Kerr added that to minimize no-shows, an interviewer should use the conversion call to give the candidate an assignment for the interview. “For example, tell them to go to our website and read more about us and then write down five to 10 questions about what you would like to know more about,” he said. During the call, he tells each candidate while part of the interview is going to be about discussing his or her past experiences, the interview will also help the interviewee understand the company to ensure there’s a good fit for that role.

Lastly, Kerr recommended the interviewer give the candidates his or her cell phone number and that should anything come up to please let him or her know a day or two ahead of time.

“By taking the time to get that kind of depth in a setup call, you have a much higher likelihood of people showing up,” said Kerr. “I went from a 50 percent show-up rate to an 85 percent show-up rate, just by changing the setup call.”

Conducting Behavioral Interviews
Kerr recommended each interview take about two hours, but the time is well worth it to find the right fit for the position. The interview should be behavioral based; this means the interviewer needs to find out the personality traits of the candidate, rather than just focusing on his or her skill set.  “If you’re going to hire somebody to roof a roof or sell a roof, you can train them within a few months more or less,” said Kerr. “You can’t train someone to handle stress extremely well, to be excited by goal setting, have tons of tenacity or have good core values. These are natural behaviors that exist in people.”

“During the interview process, I’m taking time to get to know their past experience to predict their future behavior, and I’m identifying certain traits that would go with certain roles, for example: tenacity and attainment,” he continued.
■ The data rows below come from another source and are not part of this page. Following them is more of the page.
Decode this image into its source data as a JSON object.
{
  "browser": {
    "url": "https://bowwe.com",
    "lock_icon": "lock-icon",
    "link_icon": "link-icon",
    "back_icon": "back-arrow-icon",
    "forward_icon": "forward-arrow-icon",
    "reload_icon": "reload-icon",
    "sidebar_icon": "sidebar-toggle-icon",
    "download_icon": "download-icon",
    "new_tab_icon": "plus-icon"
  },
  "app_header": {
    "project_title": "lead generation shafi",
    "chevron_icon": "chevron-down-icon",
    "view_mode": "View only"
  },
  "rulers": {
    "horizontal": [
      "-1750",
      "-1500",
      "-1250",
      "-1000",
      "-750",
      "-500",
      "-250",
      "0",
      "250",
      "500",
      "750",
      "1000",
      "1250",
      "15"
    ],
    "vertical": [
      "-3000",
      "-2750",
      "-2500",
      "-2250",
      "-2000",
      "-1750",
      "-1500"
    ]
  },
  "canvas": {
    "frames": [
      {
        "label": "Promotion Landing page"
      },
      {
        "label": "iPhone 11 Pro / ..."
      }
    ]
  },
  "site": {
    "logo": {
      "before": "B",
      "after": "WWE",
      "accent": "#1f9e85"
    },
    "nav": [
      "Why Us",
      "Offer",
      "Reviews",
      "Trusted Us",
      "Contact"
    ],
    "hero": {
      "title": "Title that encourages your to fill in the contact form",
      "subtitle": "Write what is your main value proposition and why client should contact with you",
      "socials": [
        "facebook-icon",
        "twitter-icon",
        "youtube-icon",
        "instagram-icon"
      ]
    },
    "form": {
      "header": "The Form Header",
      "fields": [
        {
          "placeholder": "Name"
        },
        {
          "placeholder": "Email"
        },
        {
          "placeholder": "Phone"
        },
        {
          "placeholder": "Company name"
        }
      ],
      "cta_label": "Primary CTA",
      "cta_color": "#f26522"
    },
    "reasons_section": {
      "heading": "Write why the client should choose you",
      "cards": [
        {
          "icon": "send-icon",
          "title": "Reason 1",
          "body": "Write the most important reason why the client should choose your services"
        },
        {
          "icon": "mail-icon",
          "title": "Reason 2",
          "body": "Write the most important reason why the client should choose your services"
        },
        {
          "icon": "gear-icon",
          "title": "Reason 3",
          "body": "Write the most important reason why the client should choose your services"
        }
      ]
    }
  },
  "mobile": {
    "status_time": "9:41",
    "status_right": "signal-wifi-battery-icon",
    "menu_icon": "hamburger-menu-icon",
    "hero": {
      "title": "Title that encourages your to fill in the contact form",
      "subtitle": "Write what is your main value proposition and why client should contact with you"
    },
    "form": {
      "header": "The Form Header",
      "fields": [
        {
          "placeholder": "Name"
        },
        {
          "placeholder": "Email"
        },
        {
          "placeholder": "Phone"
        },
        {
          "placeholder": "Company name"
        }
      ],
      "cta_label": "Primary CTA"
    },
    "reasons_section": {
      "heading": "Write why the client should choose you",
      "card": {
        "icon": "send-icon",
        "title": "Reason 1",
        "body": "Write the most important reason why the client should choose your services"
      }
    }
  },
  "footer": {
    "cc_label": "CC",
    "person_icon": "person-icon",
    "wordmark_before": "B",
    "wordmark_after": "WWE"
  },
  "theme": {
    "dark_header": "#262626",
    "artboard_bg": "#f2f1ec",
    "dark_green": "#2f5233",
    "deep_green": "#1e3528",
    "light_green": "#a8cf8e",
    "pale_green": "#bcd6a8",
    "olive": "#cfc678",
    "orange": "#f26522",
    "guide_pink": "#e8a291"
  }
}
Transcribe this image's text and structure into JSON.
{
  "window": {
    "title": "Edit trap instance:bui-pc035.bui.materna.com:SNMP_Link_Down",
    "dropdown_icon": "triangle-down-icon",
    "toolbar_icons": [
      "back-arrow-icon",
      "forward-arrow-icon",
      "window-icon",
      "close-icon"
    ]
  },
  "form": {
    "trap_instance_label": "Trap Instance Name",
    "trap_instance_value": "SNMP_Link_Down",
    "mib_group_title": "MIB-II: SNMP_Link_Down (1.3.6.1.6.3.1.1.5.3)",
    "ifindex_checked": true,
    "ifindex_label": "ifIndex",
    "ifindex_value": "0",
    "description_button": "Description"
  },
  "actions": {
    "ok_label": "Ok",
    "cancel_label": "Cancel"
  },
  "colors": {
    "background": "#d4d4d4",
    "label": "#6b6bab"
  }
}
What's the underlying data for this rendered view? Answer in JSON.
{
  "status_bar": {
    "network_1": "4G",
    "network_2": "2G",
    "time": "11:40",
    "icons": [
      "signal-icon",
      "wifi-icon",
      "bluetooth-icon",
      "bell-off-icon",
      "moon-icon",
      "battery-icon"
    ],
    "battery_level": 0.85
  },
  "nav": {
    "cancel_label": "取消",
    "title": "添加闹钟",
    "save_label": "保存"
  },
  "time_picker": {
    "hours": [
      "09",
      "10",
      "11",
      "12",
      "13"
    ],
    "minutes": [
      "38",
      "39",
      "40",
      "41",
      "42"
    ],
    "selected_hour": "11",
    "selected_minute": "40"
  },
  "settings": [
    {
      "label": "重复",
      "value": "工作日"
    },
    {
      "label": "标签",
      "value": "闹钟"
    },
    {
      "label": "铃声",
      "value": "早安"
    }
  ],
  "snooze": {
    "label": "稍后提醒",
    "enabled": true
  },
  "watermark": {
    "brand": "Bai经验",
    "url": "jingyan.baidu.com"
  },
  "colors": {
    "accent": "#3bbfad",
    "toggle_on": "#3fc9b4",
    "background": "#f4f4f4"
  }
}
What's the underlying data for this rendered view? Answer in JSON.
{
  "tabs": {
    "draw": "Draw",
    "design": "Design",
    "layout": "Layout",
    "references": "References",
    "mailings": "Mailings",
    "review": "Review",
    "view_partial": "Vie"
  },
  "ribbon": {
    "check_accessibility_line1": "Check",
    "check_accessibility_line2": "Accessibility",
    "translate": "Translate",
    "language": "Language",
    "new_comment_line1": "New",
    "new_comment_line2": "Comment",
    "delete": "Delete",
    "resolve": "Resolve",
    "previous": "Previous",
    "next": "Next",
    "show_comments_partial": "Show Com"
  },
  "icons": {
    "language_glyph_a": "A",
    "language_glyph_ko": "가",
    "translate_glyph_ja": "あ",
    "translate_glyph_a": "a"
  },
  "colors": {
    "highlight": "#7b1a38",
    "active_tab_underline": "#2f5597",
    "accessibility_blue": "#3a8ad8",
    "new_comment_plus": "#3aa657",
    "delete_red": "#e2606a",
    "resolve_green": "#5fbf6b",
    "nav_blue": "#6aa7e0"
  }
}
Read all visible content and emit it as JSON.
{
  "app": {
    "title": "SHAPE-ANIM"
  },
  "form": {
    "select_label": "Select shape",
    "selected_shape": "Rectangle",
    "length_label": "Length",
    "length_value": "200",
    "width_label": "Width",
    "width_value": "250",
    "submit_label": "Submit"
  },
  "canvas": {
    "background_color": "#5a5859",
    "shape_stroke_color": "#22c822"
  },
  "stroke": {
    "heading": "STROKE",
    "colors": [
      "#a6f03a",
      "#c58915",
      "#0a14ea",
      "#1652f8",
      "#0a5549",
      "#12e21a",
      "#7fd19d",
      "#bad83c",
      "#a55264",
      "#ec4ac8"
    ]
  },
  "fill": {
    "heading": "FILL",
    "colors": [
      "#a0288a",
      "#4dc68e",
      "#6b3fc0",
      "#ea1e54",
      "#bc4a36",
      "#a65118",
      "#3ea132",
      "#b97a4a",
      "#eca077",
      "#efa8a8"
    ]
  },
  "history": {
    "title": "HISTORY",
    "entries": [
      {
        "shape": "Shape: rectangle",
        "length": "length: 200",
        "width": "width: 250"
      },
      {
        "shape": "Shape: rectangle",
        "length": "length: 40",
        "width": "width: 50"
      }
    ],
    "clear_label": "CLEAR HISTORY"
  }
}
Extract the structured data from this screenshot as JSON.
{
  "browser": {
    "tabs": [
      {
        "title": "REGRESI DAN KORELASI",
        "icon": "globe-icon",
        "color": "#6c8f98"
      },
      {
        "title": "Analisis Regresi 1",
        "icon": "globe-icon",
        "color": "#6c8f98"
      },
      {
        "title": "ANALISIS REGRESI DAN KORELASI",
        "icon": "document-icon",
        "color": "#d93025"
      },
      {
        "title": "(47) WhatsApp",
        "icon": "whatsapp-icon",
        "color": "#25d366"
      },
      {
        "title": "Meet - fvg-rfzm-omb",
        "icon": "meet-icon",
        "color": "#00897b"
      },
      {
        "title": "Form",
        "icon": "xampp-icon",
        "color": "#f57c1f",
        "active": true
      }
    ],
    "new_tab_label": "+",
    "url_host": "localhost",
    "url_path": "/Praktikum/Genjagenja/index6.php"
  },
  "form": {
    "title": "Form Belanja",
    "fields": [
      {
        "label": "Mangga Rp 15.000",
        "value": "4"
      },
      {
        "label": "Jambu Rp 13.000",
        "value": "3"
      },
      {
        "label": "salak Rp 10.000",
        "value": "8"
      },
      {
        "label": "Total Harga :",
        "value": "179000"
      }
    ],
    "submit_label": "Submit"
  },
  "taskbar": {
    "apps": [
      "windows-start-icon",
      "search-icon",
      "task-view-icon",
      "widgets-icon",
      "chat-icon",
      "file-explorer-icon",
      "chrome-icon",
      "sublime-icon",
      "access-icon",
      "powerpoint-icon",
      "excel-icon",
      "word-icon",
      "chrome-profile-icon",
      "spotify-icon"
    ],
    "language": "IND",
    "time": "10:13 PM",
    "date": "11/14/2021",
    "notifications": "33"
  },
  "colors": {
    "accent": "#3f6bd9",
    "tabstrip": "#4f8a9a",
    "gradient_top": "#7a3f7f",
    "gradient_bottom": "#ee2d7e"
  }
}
He said asking probing questions should reveal the interviewee’s true character.